= Activity =
Filter the entries for the string "this". Copy each line that has it.

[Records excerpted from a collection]
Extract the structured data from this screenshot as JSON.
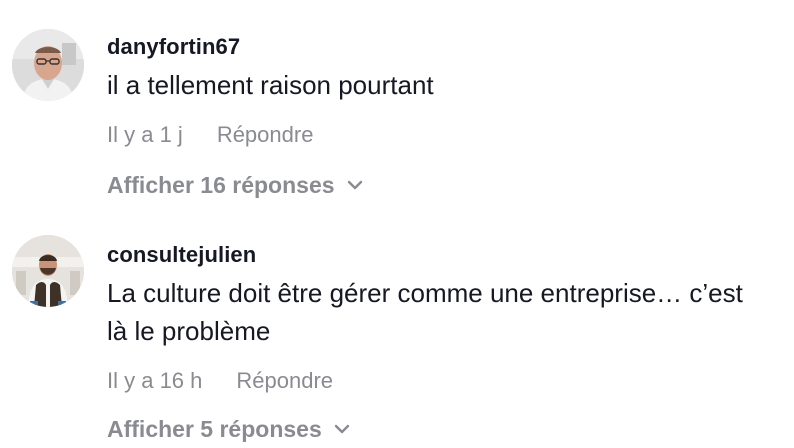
{
  "comments": [
    {
      "username": "danyfortin67",
      "text": "il a tellement raison pourtant",
      "time": "Il y a 1 j",
      "reply_label": "Répondre",
      "replies_label": "Afficher 16 réponses"
    },
    {
      "username": "consultejulien",
      "text": "La culture doit être gérer comme une entreprise… c’est là le problème",
      "time": "Il y a 16 h",
      "reply_label": "Répondre",
      "replies_label": "Afficher 5 réponses"
    }
  ],
  "colors": {
    "primary_text": "#161823",
    "secondary_text": "#8a8b91",
    "background": "#ffffff"
  },
  "icons": {
    "expand": "chevron-down-icon"
  }
}
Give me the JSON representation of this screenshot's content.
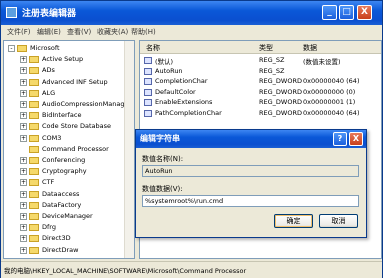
{
  "window": {
    "title": "注册表编辑器"
  },
  "menu": [
    "文件(F)",
    "编辑(E)",
    "查看(V)",
    "收藏夹(A)",
    "帮助(H)"
  ],
  "tree": {
    "items": [
      {
        "label": "Microsoft",
        "exp": "-"
      },
      {
        "label": "Active Setup",
        "exp": "+"
      },
      {
        "label": "ADs",
        "exp": "+"
      },
      {
        "label": "Advanced INF Setup",
        "exp": "+"
      },
      {
        "label": "ALG",
        "exp": "+"
      },
      {
        "label": "AudioCompressionManag",
        "exp": "+"
      },
      {
        "label": "BidInterface",
        "exp": "+"
      },
      {
        "label": "Code Store Database",
        "exp": "+"
      },
      {
        "label": "COM3",
        "exp": "+"
      },
      {
        "label": "Command Processor",
        "exp": ""
      },
      {
        "label": "Conferencing",
        "exp": "+"
      },
      {
        "label": "Cryptography",
        "exp": "+"
      },
      {
        "label": "CTF",
        "exp": "+"
      },
      {
        "label": "Dataaccess",
        "exp": "+"
      },
      {
        "label": "DataFactory",
        "exp": "+"
      },
      {
        "label": "DeviceManager",
        "exp": "+"
      },
      {
        "label": "Dfrg",
        "exp": "+"
      },
      {
        "label": "Direct3D",
        "exp": "+"
      },
      {
        "label": "DirectDraw",
        "exp": "+"
      }
    ]
  },
  "list": {
    "headers": {
      "name": "名称",
      "type": "类型",
      "data": "数据"
    },
    "rows": [
      {
        "name": "(默认)",
        "type": "REG_SZ",
        "data": "(数值未设置)",
        "icon": "ab"
      },
      {
        "name": "AutoRun",
        "type": "REG_SZ",
        "data": "",
        "icon": "ab"
      },
      {
        "name": "CompletionChar",
        "type": "REG_DWORD",
        "data": "0x00000040 (64)",
        "icon": "01"
      },
      {
        "name": "DefaultColor",
        "type": "REG_DWORD",
        "data": "0x00000000 (0)",
        "icon": "01"
      },
      {
        "name": "EnableExtensions",
        "type": "REG_DWORD",
        "data": "0x00000001 (1)",
        "icon": "01"
      },
      {
        "name": "PathCompletionChar",
        "type": "REG_DWORD",
        "data": "0x00000040 (64)",
        "icon": "01"
      }
    ]
  },
  "status": "我的电脑\\HKEY_LOCAL_MACHINE\\SOFTWARE\\Microsoft\\Command Processor",
  "dialog": {
    "title": "编辑字符串",
    "help_btn": "?",
    "close_btn": "X",
    "name_label": "数值名称(N):",
    "name_value": "AutoRun",
    "data_label": "数值数据(V):",
    "data_value": "%systemroot%\\run.cmd",
    "ok": "确定",
    "cancel": "取消"
  },
  "titlebar_buttons": {
    "min": "_",
    "max": "□",
    "close": "X"
  }
}
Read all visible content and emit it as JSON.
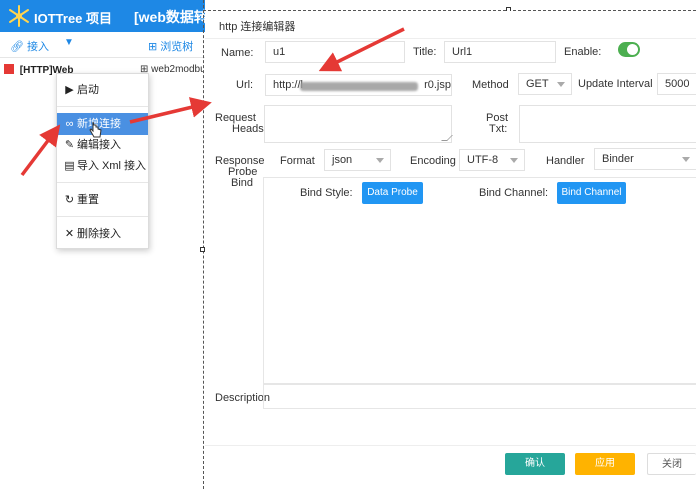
{
  "app": {
    "title": "IOTTree 项目",
    "project_title": "[web数据转"
  },
  "toolbar": {
    "connect_label": "接入",
    "browse_label": "浏览树"
  },
  "tree": {
    "node_label": "[HTTP]Web",
    "node2_label": "web2modbu"
  },
  "context_menu": {
    "items": [
      {
        "icon": "play-icon",
        "label": "启动"
      },
      {
        "icon": "link-icon",
        "label": "新增连接"
      },
      {
        "icon": "pencil-icon",
        "label": "编辑接入"
      },
      {
        "icon": "file-icon",
        "label": "导入 Xml 接入"
      },
      {
        "icon": "refresh-icon",
        "label": "重置"
      },
      {
        "icon": "close-icon",
        "label": "删除接入"
      }
    ]
  },
  "dialog": {
    "title": "http 连接编辑器",
    "name_label": "Name:",
    "name_value": "u1",
    "title_label": "Title:",
    "title_value": "Url1",
    "enable_label": "Enable:",
    "enable_on": true,
    "url_label": "Url:",
    "url_prefix": "http://l",
    "url_suffix": "r0.jsp",
    "method_label": "Method",
    "method_value": "GET",
    "update_interval_label": "Update Interval",
    "update_interval_value": "5000",
    "request_heads_label_1": "Request",
    "request_heads_label_2": "Heads:",
    "post_txt_label_1": "Post",
    "post_txt_label_2": "Txt:",
    "response_label_1": "Response",
    "response_label_2": "Probe",
    "response_label_3": "Bind",
    "format_label": "Format",
    "format_value": "json",
    "encoding_label": "Encoding",
    "encoding_value": "UTF-8",
    "handler_label": "Handler",
    "handler_value": "Binder",
    "bind_style_label": "Bind Style:",
    "data_probe_button": "Data Probe",
    "bind_channel_label": "Bind Channel:",
    "bind_channel_button": "Bind Channel",
    "description_label": "Description",
    "confirm_button": "确认",
    "apply_button": "应用",
    "close_button": "关闭"
  },
  "colors": {
    "brand_blue": "#1e88e5",
    "menu_highlight": "#4a90e2",
    "toggle_green": "#4caf50",
    "confirm_teal": "#26a69a",
    "apply_amber": "#ffb300",
    "action_blue": "#2196f3",
    "annotation_red": "#e53935"
  }
}
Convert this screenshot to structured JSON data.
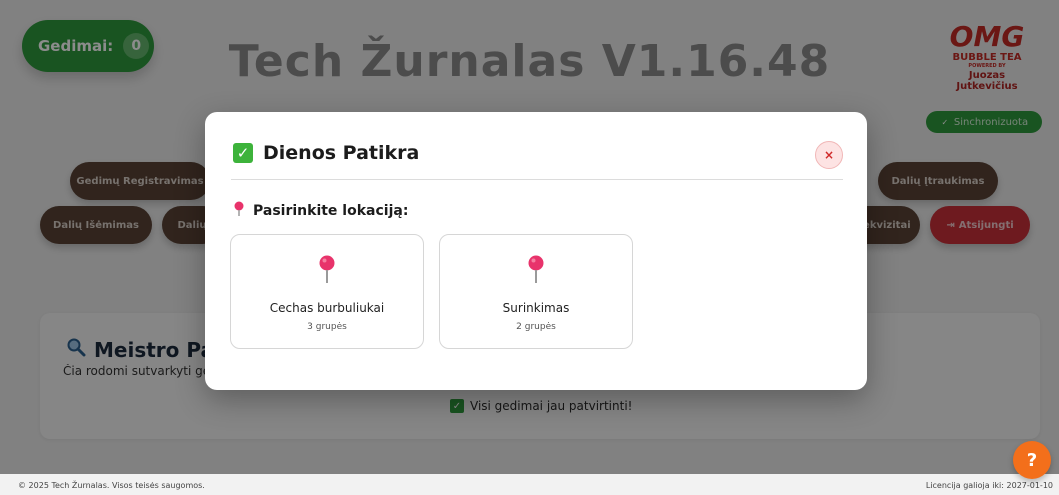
{
  "background": {
    "counter": {
      "label": "Gedimai:",
      "value": "0"
    },
    "app_title": "Tech Žurnalas V1.16.48",
    "brand": {
      "logo": "OMG",
      "line1": "BUBBLE TEA",
      "line2": "POWERED BY",
      "line3": "Juozas",
      "line4": "Jutkevičius"
    },
    "sync_label": "Sinchronizuota",
    "nav": {
      "row1": [
        "Gedimų Registravimas",
        "Dalių Įtraukimas"
      ],
      "row2": [
        "Dalių Išėmimas",
        "Dalių",
        "Rekvizitai",
        "Atsijungti"
      ]
    },
    "panel": {
      "title": "Meistro Patvirtinimai",
      "subtitle": "Čia rodomi sutvarkyti gedimai",
      "all_ok": "Visi gedimai jau patvirtinti!"
    },
    "footer": {
      "copyright": "© 2025 Tech Žurnalas. Visos teisės saugomos.",
      "license": "Licencija galioja iki: 2027-01-10"
    },
    "help": "?"
  },
  "modal": {
    "title": "Dienos Patikra",
    "close": "×",
    "prompt": "Pasirinkite lokaciją:",
    "locations": [
      {
        "name": "Cechas burbuliukai",
        "groups": "3 grupės"
      },
      {
        "name": "Surinkimas",
        "groups": "2 grupės"
      }
    ]
  },
  "colors": {
    "pin": "#e8336b",
    "check": "#3db33b",
    "close_bg": "#fde3e3",
    "close_fg": "#d02a2a"
  }
}
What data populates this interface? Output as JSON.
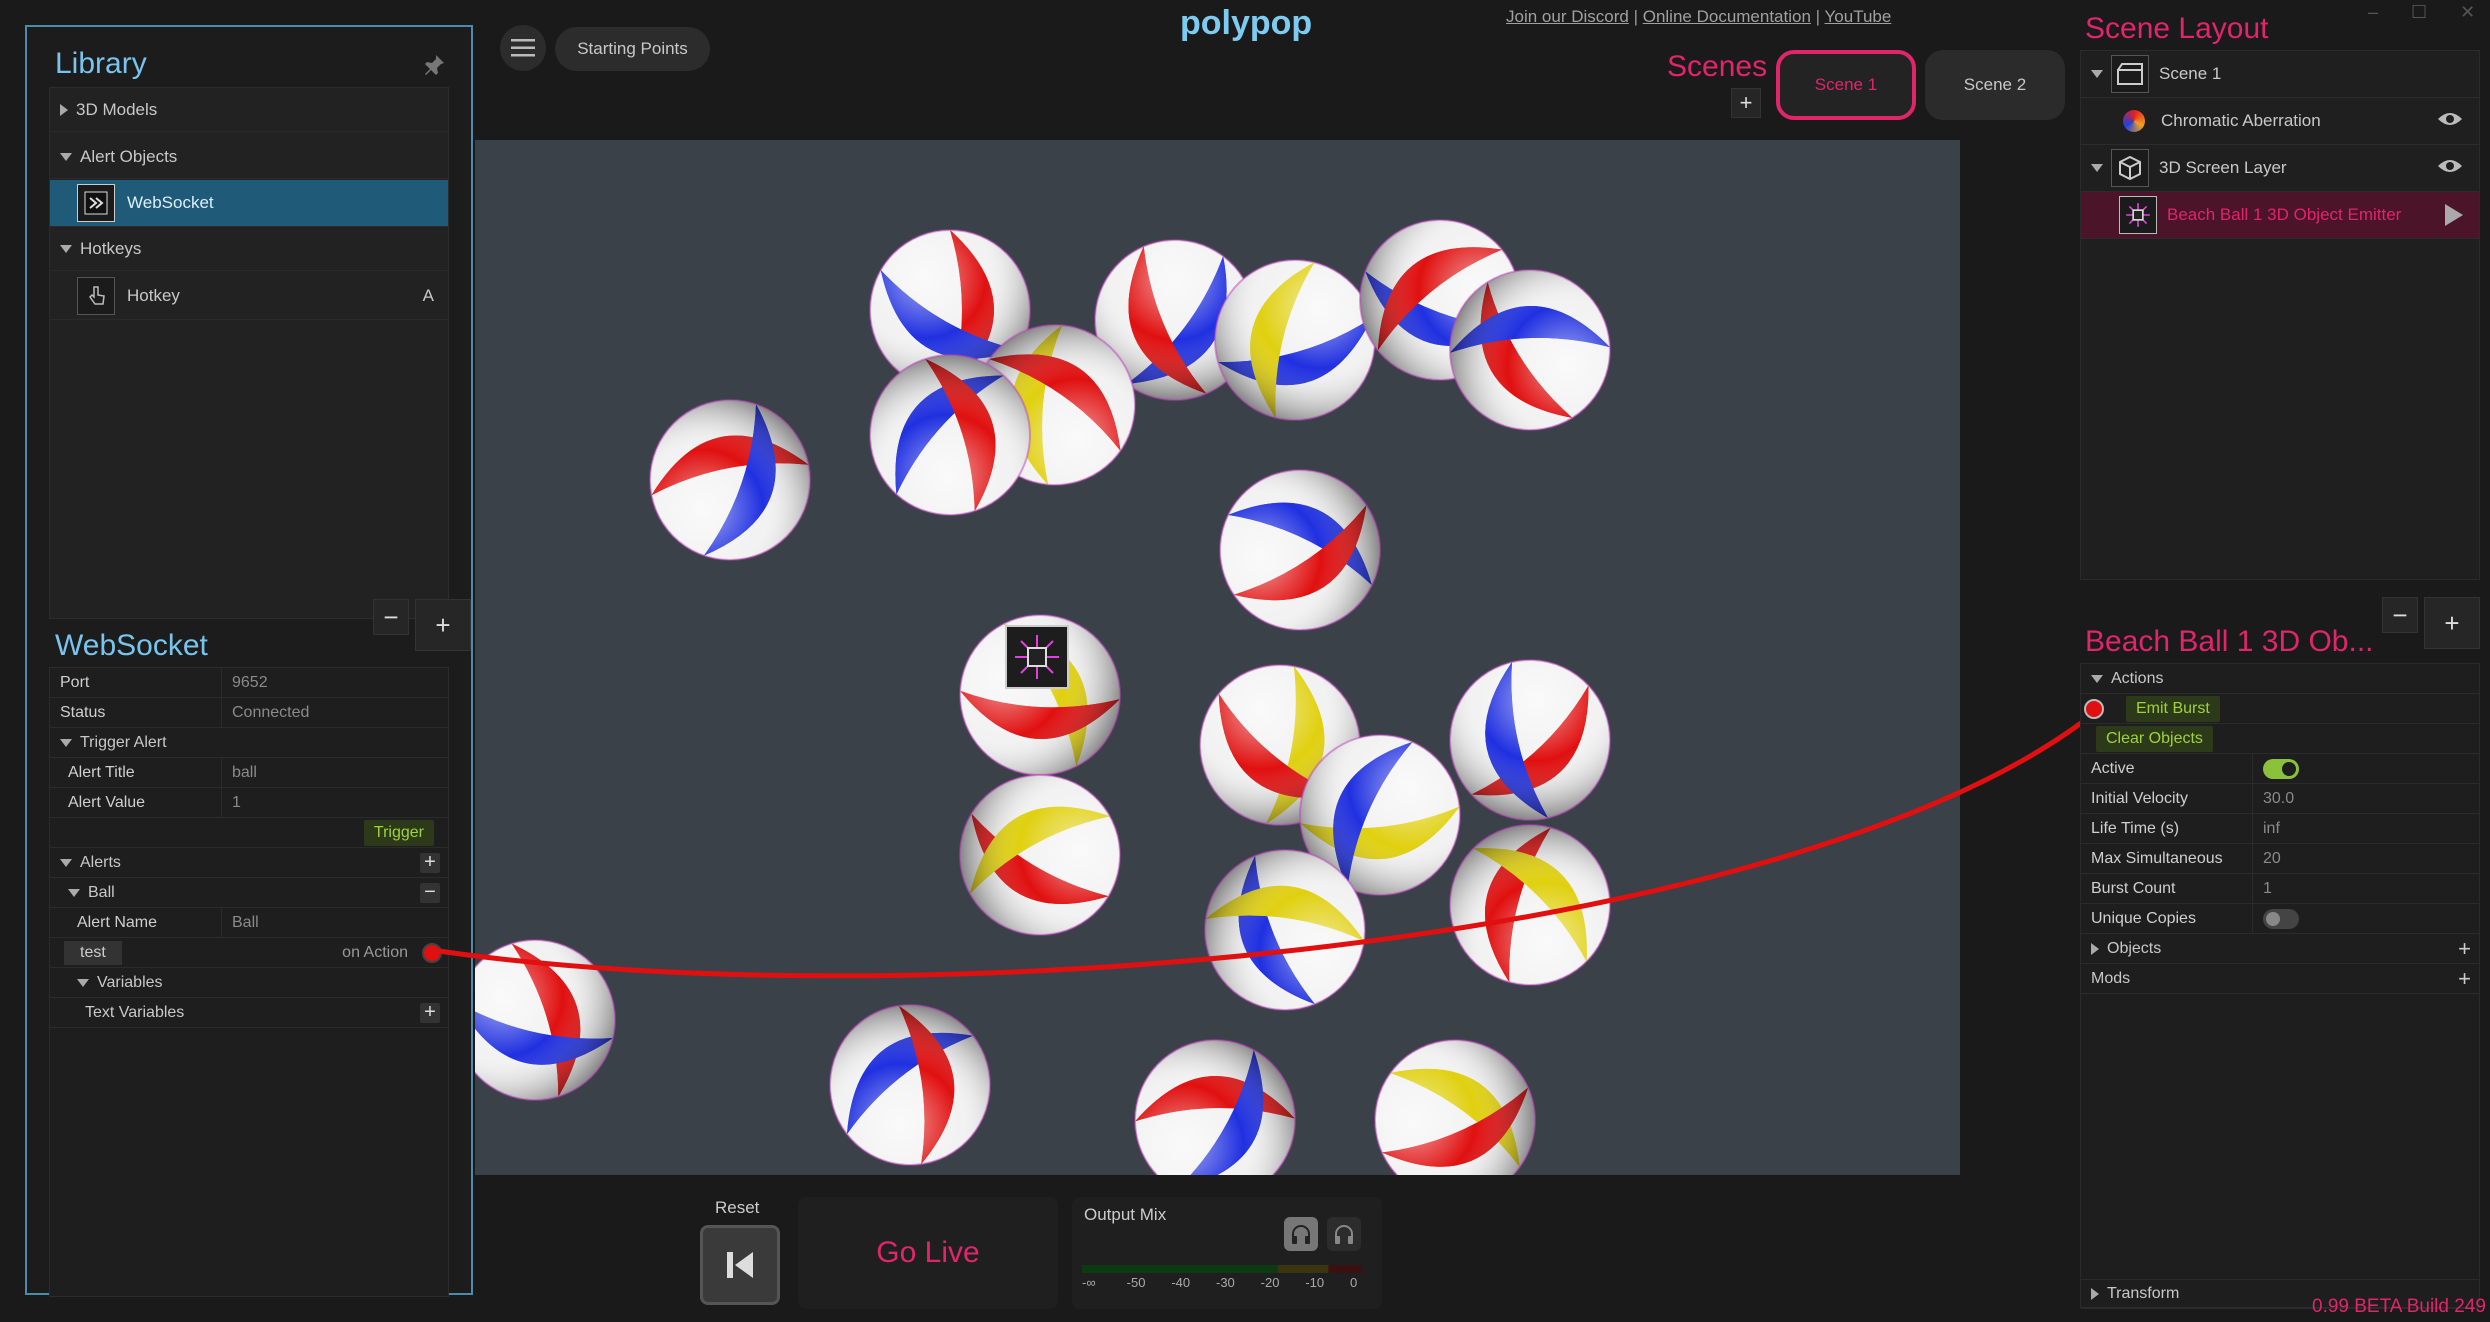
{
  "library": {
    "title": "Library",
    "categories": [
      {
        "label": "3D Models"
      },
      {
        "label": "Alert Objects"
      },
      {
        "label": "Hotkeys"
      }
    ],
    "items": {
      "websocket": "WebSocket",
      "hotkey": "Hotkey",
      "hotkey_key": "A"
    }
  },
  "websocket_panel": {
    "title": "WebSocket",
    "port_label": "Port",
    "port_value": "9652",
    "status_label": "Status",
    "status_value": "Connected",
    "trigger_alert_label": "Trigger Alert",
    "alert_title_label": "Alert Title",
    "alert_title_value": "ball",
    "alert_value_label": "Alert Value",
    "alert_value_value": "1",
    "trigger_button": "Trigger",
    "alerts_label": "Alerts",
    "ball_label": "Ball",
    "alert_name_label": "Alert Name",
    "alert_name_value": "Ball",
    "test_label": "test",
    "on_action_label": "on Action",
    "variables_label": "Variables",
    "text_variables_label": "Text Variables"
  },
  "topbar": {
    "starting_points": "Starting Points",
    "logo": "polypop",
    "link_discord": "Join our Discord",
    "link_docs": "Online Documentation",
    "link_youtube": "YouTube",
    "separator": "|"
  },
  "scenes": {
    "title": "Scenes",
    "scene1": "Scene 1",
    "scene2": "Scene 2"
  },
  "scene_layout": {
    "title": "Scene Layout",
    "rows": [
      "Scene 1",
      "Chromatic Aberration",
      "3D Screen Layer",
      "Beach Ball 1 3D Object Emitter"
    ]
  },
  "object_panel": {
    "title": "Beach Ball 1 3D Ob...",
    "actions_label": "Actions",
    "emit_burst": "Emit Burst",
    "clear_objects": "Clear Objects",
    "props": [
      {
        "k": "Active",
        "v": ""
      },
      {
        "k": "Initial Velocity",
        "v": "30.0"
      },
      {
        "k": "Life Time (s)",
        "v": "inf"
      },
      {
        "k": "Max Simultaneous",
        "v": "20"
      },
      {
        "k": "Burst Count",
        "v": "1"
      },
      {
        "k": "Unique Copies",
        "v": ""
      }
    ],
    "active_toggle": true,
    "unique_copies_toggle": false,
    "objects_label": "Objects",
    "mods_label": "Mods",
    "transform_label": "Transform"
  },
  "bottom": {
    "reset_label": "Reset",
    "go_live": "Go Live",
    "output_mix": "Output Mix",
    "meter_ticks": [
      "-∞",
      "-50",
      "-40",
      "-30",
      "-20",
      "-10",
      "0"
    ]
  },
  "build": "0.99 BETA Build 249",
  "colors": {
    "accent_blue": "#78c4ee",
    "accent_pink": "#e0256b",
    "wire_red": "#e01010",
    "toggle_green": "#8bc23a"
  }
}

= Answer =
Extract the structured data from this screenshot as JSON.
Give me the JSON representation of this screenshot's content.
Convert this screenshot to structured JSON data.
What data populates this interface? Output as JSON.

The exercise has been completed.